◆ **Data for review**:
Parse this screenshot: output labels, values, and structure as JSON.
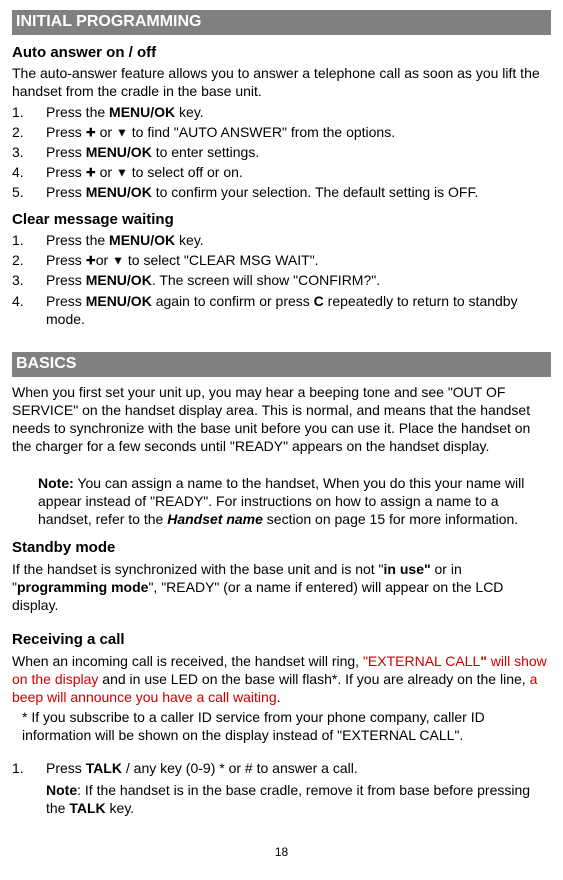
{
  "section1": {
    "title": "INITIAL PROGRAMMING",
    "autoAnswer": {
      "heading": "Auto answer on / off",
      "intro": "The auto-answer feature allows you to answer a telephone call as soon as you lift the handset from the cradle in the base unit.",
      "steps": {
        "n1": "1.",
        "t1a": "Press the ",
        "t1b": "MENU/OK",
        "t1c": " key.",
        "n2": "2.",
        "t2a": "Press ",
        "t2b": " or ",
        "t2c": " to find \"AUTO ANSWER\" from the options.",
        "n3": "3.",
        "t3a": "Press ",
        "t3b": "MENU/OK",
        "t3c": " to enter settings.",
        "n4": "4.",
        "t4a": "Press ",
        "t4b": " or ",
        "t4c": " to select off or on.",
        "n5": "5.",
        "t5a": "Press ",
        "t5b": "MENU/OK",
        "t5c": " to confirm your selection. The default setting is OFF."
      }
    },
    "clearMsg": {
      "heading": "Clear message waiting",
      "steps": {
        "n1": "1.",
        "t1a": "Press the ",
        "t1b": "MENU/OK",
        "t1c": " key.",
        "n2": "2.",
        "t2a": "Press ",
        "t2b": "or ",
        "t2c": " to select \"CLEAR MSG WAIT\".",
        "n3": "3.",
        "t3a": "Press ",
        "t3b": "MENU/OK",
        "t3c": ". The screen will show \"CONFIRM?\".",
        "n4": "4.",
        "t4a": "Press ",
        "t4b": "MENU/OK",
        "t4c": " again to confirm or press ",
        "t4d": "C",
        "t4e": " repeatedly to return to standby mode."
      }
    }
  },
  "section2": {
    "title": "BASICS",
    "intro": "When you first set your unit up, you may hear a beeping tone and see \"OUT OF SERVICE\" on the handset display area. This is normal, and means that the handset needs to synchronize with the base unit before you can use it. Place the handset on the charger for a few seconds until \"READY\" appears on the handset display.",
    "note": {
      "label": "Note:",
      "t1": " You can assign a name to the handset, When you do this your name will appear instead of \"READY\". For instructions on how to assign a name to a handset, refer to the ",
      "t2": "Handset name",
      "t3": " section on page 15 for more information."
    },
    "standby": {
      "heading": "Standby mode",
      "t1": "If the handset is synchronized with the base unit and is not \"",
      "t2": "in use\"",
      "t3": " or in \"",
      "t4": "programming mode",
      "t5": "\", \"READY\" (or a name if entered) will appear on the LCD display."
    },
    "receiving": {
      "heading": "Receiving a call",
      "t1": "When an incoming call is received, the handset will ring,  ",
      "t2": "\"EXTERNAL CALL",
      "t2b": "\"",
      "t2c": " will show on the display",
      "t3": " and in use LED on the base will flash*. If you are already on the line, ",
      "t4": "a beep will announce you have a call waiting",
      "t5": ".",
      "star": "* If you subscribe to a caller ID service from your phone company, caller ID information will be shown on the display instead of \"EXTERNAL CALL\".",
      "step1": {
        "n": "1.",
        "a": "Press ",
        "b": "TALK",
        "c": " / any key (0-9) * or # to answer a call.",
        "noteLabel": "Note",
        "noteA": ": If the handset is in the base cradle, remove it from base before pressing the ",
        "noteB": "TALK",
        "noteC": " key."
      }
    }
  },
  "pageNum": "18",
  "icons": {
    "upCross": "✚",
    "down": "▼"
  }
}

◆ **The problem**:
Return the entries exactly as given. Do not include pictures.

◆ **Response below**:
Parse this screenshot: output labels, values, and structure as JSON.
{
  "section1": {
    "title": "INITIAL PROGRAMMING",
    "autoAnswer": {
      "heading": "Auto answer on / off",
      "intro": "The auto-answer feature allows you to answer a telephone call as soon as you lift the handset from the cradle in the base unit.",
      "steps": {
        "n1": "1.",
        "t1a": "Press the ",
        "t1b": "MENU/OK",
        "t1c": " key.",
        "n2": "2.",
        "t2a": "Press ",
        "t2b": " or ",
        "t2c": " to find \"AUTO ANSWER\" from the options.",
        "n3": "3.",
        "t3a": "Press ",
        "t3b": "MENU/OK",
        "t3c": " to enter settings.",
        "n4": "4.",
        "t4a": "Press ",
        "t4b": " or ",
        "t4c": " to select off or on.",
        "n5": "5.",
        "t5a": "Press ",
        "t5b": "MENU/OK",
        "t5c": " to confirm your selection. The default setting is OFF."
      }
    },
    "clearMsg": {
      "heading": "Clear message waiting",
      "steps": {
        "n1": "1.",
        "t1a": "Press the ",
        "t1b": "MENU/OK",
        "t1c": " key.",
        "n2": "2.",
        "t2a": "Press ",
        "t2b": "or ",
        "t2c": " to select \"CLEAR MSG WAIT\".",
        "n3": "3.",
        "t3a": "Press ",
        "t3b": "MENU/OK",
        "t3c": ". The screen will show \"CONFIRM?\".",
        "n4": "4.",
        "t4a": "Press ",
        "t4b": "MENU/OK",
        "t4c": " again to confirm or press ",
        "t4d": "C",
        "t4e": " repeatedly to return to standby mode."
      }
    }
  },
  "section2": {
    "title": "BASICS",
    "intro": "When you first set your unit up, you may hear a beeping tone and see \"OUT OF SERVICE\" on the handset display area. This is normal, and means that the handset needs to synchronize with the base unit before you can use it. Place the handset on the charger for a few seconds until \"READY\" appears on the handset display.",
    "note": {
      "label": "Note:",
      "t1": " You can assign a name to the handset, When you do this your name will appear instead of \"READY\". For instructions on how to assign a name to a handset, refer to the ",
      "t2": "Handset name",
      "t3": " section on page 15 for more information."
    },
    "standby": {
      "heading": "Standby mode",
      "t1": "If the handset is synchronized with the base unit and is not \"",
      "t2": "in use\"",
      "t3": " or in \"",
      "t4": "programming mode",
      "t5": "\", \"READY\" (or a name if entered) will appear on the LCD display."
    },
    "receiving": {
      "heading": "Receiving a call",
      "t1": "When an incoming call is received, the handset will ring,  ",
      "t2": "\"EXTERNAL CALL",
      "t2b": "\"",
      "t2c": " will show on the display",
      "t3": " and in use LED on the base will flash*. If you are already on the line, ",
      "t4": "a beep will announce you have a call waiting",
      "t5": ".",
      "star": "* If you subscribe to a caller ID service from your phone company, caller ID information will be shown on the display instead of \"EXTERNAL CALL\".",
      "step1": {
        "n": "1.",
        "a": "Press ",
        "b": "TALK",
        "c": " / any key (0-9) * or # to answer a call.",
        "noteLabel": "Note",
        "noteA": ": If the handset is in the base cradle, remove it from base before pressing the ",
        "noteB": "TALK",
        "noteC": " key."
      }
    }
  },
  "pageNum": "18",
  "icons": {
    "upCross": "✚",
    "down": "▼"
  }
}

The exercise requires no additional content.